Official seal of the Government of Nagaland.
Nagaland is bordered by Assam, Burma, Arunachal Pradesh and Manipur in north-east India. It is one of India’s smallest states with a total area of less than 17 000 square kilometres and its capital city is Kohima. It is known for its many mountains, its evergreen forests and the beautiful array of birds, animals and plants that inhabit these areas. Nagaland was once occupied by ancient Indian tribes. In the past, and even today, the Naga people have strong links with the Assamese. Burma took control in 1816 and Britain gradually took over until all of Nagaland was under their governmental power by 1892. Under English rule, Nagaland was incorporated into Assam.
However, the British also introduced various aspects of their culture and customs, one of the most significant of which was Christianity. Mission stations were built throughout India with the aim of educating the local tribes about the Bible. It was only at the beginning of the 20th century that Naga people began to recognise the possibility of independence from foreign rule. From this time they fought for such autonomy until 1947, when the subcontinent was declared independent from the Crown. Official India statehood was granted to Nagaland in 1963.
The mountains of Nagaland tower over the Brahmaputra Valley and reach heights of about 2000 metres above sea level. The state is also criss-crossed by webs of rivers and streams that feed the vegetation and assist with agricultural irrigation. The evergreen forests are lush and are used for the production of mahogany, bamboo, palms and timber. Some of the local animals that nature-lovers will enjoy spotting include various monkeys, bears and dogs as well as porcupines, pangolins, buffaloes, leopards and the beautiful Asian Elephant. Summer in Nagaland reaches average day time highs of up to 40 degrees Celsius, while winters can plummet to below five degrees.
The culture of Nagaland is defined largely by the customs, rituals and beliefs of the individual tribes. As these ones share the land and resources, they create a mixed melting pot that gives this Indian state its unique and fascinating identity. They are known for their intricate artwork in the form of wood carvings, bamboo items, woven goods and gorgeous shawls. They also use dance and song to tell stories, give praise and celebrate. Each tribe has its own dialect, despite English being the official language. Interestingly, none of the traditional tongues have a written form. This has meant that tales and their unique histories have been conveyed only by word-of-mouth, art and theatre, and not by written accounts.
Since Christianity was introduced by the English, it remains the dominant religion of the area. It has many churches, most of which are Baptist, Roman Catholic, Revivalist and Pentecostal. The minority subscribes to Hindu and Islam.

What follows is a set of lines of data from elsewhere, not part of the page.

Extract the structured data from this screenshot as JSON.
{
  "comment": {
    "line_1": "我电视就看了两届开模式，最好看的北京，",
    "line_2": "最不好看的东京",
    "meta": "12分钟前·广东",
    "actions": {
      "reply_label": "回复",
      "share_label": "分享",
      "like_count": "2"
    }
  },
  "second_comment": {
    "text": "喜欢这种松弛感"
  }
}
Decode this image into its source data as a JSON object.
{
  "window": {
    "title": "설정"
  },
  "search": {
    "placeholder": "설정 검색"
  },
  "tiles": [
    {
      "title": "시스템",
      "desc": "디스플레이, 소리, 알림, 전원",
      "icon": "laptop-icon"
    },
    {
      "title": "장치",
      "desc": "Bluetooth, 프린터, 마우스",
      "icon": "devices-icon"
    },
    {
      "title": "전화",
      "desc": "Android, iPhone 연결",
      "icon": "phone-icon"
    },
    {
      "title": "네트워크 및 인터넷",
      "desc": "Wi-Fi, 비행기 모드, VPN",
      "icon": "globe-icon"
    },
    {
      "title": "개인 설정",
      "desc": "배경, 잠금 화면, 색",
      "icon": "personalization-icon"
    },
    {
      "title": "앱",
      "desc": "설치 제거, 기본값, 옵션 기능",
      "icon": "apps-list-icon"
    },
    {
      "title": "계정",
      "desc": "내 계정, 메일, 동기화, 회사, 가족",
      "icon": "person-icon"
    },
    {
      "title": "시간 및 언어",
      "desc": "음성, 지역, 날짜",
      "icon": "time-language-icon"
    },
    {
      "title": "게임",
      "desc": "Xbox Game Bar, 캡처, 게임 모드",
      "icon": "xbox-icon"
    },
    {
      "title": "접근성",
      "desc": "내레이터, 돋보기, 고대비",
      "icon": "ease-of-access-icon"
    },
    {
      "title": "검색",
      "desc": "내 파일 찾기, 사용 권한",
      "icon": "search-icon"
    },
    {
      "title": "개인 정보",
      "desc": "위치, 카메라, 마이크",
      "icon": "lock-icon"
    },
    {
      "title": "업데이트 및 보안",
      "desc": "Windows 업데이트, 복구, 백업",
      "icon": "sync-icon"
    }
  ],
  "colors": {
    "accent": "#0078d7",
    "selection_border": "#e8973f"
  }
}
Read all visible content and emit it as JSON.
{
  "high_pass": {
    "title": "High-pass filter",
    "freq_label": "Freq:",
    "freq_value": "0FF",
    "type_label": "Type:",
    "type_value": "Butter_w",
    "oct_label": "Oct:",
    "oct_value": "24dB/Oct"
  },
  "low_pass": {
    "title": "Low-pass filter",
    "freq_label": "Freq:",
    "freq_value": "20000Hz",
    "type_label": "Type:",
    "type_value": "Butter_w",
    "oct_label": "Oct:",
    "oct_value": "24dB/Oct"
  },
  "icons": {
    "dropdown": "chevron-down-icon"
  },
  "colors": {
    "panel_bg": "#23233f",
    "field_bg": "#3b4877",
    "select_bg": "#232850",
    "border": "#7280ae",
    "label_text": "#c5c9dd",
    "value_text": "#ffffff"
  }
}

The state of Nagaland is supported mainly by the farming / agricultural industry. The main crops include millet, rice, tobacco, corn, pulses, potatoes and sugar cane. Unfortunately, it does not produce enough of the staple food crops to support its community and still relies heavily on imported foodstuffs. Other industries that sustain the Nagas include pottery, woodwork and weaving.
Tourism also acts as an important source of income for the locals, and visitors are advised to explore:
• The Kohima Village
• The World War II Cemetery
• The Shangnyu Village
• Japfu Peak
• The Nagaland State Museum
• The Dzukou Valley
• The Intangki Wildlife Sanctuary
• The Fakim Sanctuary
For more information, please view: https://tourism.nagaland.gov.in/